Yeah, if I was like, "I do everything," I would be insane. I'm already losing my marbles, so if I was like, "I direct my own music videos too," I'd be lying and I just don't have the mental capacity for that. I like working with women directors. I really enjoy the vibe that it creates on set. It's nice to see her boss up and shove men around. I like it.

With a song like, "STUPID," you have to have that. Otherwise it'd be—

My best guy friend is a director, and he's a lovely boy, but it just changes the dynamic of the set.

Were you an internet person before your rise? You said you were on Instagram all the time.

I definitely had to reassess my relationship with the internet, now that majority of my mentions are people telling me to fucking kill myself and that I'm ugly. Oh, that was dark.

Oh God.

Before, I was like, "Sick dude, that's hilarious," and now I'm the butt of a lot of jokes, so I'm just like, "Whatever, I don't care."

Do you find a difference between Twitter and Instagram for you?

Yeah. Twitter is fun, but I don't read my mentions. Well, I do read my mentions. Well, I go back and forth. Sometimes I read my mentions when I want to hurt myself and then sometimes I don't. When I release new music or have an interview, like when I did that Genius "Verified" thing, my mentions were going crazy.

I'd say the fans that ride for you ride hard.

Yeah, my fans are real ride-or-dies. If someone slightly insults me on Instagram in the comments or anything, they just fucking go to town. I'll say something sarcastic, and they'll just be like, "You fucking piece of shit, how dare you insult our queen!"

That's stan culture for you. TikTok is one of those platforms where the comments aren't exactly filtered in a way where the "best" comment is up there. It's usually the most liked comment. So you're going to get whatever the majority wants to agree with.

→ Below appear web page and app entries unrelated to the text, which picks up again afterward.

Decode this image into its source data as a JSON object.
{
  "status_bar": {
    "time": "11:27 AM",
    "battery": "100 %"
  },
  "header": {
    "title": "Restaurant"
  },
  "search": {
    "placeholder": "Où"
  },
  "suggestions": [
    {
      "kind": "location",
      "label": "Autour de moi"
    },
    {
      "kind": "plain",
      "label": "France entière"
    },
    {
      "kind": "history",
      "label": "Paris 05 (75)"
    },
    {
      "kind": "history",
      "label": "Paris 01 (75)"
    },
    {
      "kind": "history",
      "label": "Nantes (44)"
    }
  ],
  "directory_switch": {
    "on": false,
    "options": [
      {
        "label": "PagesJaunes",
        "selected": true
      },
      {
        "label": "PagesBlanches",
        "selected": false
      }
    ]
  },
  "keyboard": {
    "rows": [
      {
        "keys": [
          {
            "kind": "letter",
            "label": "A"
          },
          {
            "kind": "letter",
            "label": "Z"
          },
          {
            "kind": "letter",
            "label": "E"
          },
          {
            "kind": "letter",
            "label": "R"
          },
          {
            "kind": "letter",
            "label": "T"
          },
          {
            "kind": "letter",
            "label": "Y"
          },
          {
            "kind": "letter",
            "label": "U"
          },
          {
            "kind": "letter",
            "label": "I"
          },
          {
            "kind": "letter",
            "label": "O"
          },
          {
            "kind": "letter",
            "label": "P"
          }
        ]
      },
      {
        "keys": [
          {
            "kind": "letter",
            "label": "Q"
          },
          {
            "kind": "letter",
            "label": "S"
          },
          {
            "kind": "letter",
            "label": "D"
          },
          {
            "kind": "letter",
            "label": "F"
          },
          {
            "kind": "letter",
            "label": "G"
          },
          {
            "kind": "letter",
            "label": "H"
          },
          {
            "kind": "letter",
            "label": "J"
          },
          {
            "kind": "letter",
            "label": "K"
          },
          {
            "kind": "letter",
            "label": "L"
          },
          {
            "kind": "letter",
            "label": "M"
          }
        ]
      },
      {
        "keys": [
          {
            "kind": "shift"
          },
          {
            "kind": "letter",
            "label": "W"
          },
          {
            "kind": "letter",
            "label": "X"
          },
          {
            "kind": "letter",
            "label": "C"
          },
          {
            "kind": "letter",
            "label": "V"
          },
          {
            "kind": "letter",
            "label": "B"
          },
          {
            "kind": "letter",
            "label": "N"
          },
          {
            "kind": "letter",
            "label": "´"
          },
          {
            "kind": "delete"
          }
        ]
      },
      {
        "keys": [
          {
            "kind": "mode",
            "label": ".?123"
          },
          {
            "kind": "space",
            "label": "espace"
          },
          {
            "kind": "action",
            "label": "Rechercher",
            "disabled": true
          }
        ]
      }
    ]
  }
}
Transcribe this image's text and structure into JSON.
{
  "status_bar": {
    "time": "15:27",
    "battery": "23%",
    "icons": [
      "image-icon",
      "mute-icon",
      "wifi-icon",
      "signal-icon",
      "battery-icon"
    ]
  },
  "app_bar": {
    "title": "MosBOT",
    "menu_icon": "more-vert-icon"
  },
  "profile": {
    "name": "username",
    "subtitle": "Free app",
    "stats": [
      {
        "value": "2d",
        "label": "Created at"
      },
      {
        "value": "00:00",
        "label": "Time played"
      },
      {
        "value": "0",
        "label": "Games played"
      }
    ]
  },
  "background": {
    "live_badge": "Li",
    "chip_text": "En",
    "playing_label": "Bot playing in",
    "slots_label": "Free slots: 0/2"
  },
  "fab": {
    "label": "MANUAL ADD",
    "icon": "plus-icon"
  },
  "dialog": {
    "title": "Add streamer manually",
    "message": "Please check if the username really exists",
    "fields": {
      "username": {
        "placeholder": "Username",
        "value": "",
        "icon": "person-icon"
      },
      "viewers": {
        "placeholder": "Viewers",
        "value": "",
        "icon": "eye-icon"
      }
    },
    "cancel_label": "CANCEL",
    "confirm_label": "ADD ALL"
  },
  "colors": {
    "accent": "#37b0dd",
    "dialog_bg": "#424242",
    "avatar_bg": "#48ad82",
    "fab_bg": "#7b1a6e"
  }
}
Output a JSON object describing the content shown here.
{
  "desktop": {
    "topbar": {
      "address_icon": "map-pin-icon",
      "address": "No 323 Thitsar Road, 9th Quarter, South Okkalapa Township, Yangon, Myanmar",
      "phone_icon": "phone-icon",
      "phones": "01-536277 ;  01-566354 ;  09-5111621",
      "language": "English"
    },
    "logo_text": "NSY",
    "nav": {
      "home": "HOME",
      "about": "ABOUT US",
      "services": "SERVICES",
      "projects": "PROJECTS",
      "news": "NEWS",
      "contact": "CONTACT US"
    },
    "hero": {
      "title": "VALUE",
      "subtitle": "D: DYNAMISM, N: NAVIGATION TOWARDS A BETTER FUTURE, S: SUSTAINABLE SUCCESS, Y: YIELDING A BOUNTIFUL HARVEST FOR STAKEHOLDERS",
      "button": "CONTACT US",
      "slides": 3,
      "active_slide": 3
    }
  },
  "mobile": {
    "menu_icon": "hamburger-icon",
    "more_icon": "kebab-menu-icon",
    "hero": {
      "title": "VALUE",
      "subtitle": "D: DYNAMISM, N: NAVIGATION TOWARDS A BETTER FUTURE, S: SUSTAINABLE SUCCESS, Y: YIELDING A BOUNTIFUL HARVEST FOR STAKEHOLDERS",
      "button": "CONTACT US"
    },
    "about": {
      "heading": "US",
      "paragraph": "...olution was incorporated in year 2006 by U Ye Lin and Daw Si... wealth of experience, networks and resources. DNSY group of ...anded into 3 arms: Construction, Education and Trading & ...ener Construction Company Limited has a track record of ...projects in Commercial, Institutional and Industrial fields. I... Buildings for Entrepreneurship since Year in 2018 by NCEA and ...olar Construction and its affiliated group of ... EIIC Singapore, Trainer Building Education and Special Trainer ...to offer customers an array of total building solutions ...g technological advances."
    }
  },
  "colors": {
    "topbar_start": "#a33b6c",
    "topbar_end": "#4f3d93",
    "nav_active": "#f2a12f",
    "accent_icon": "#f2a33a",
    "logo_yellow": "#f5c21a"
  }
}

Oh my God, the TikTok comments, a cesspit. There's just nastiness. I just can't.

Now that your songs have dances associated with them on TikTok, have you thought at all about dances when making your tracks.

My arms and legs are too long to be into dance, but I like to dance. I was in the club the other night, going crazy.

What music do you like to dance to? Is it the music that sounds like yours or not?

Who was I listening to the other night? I was fucked up off my face the other night. I have no idea what I was listening to. All I know is that they were bangers.

Was it in New York?

It was in fucking Connecticut.

That's a place to do it, I guess.

I wasn't expecting it. It was the night before a show in New Haven and we went out. Some girls came up to me and were like, "We're going to your show tomorrow!" I was like, "Fuck. Thank you. Forget this space. Don't look at me."

You're like, "Who?"

Of course there was a guy with us who had my merch on. Ihad my hair in pigtails, obviously, because I just had them in. I was like, "Okay, yes! But I'm drunk as shit, so let's just not talk right now!"

Photography: Megan Walschlager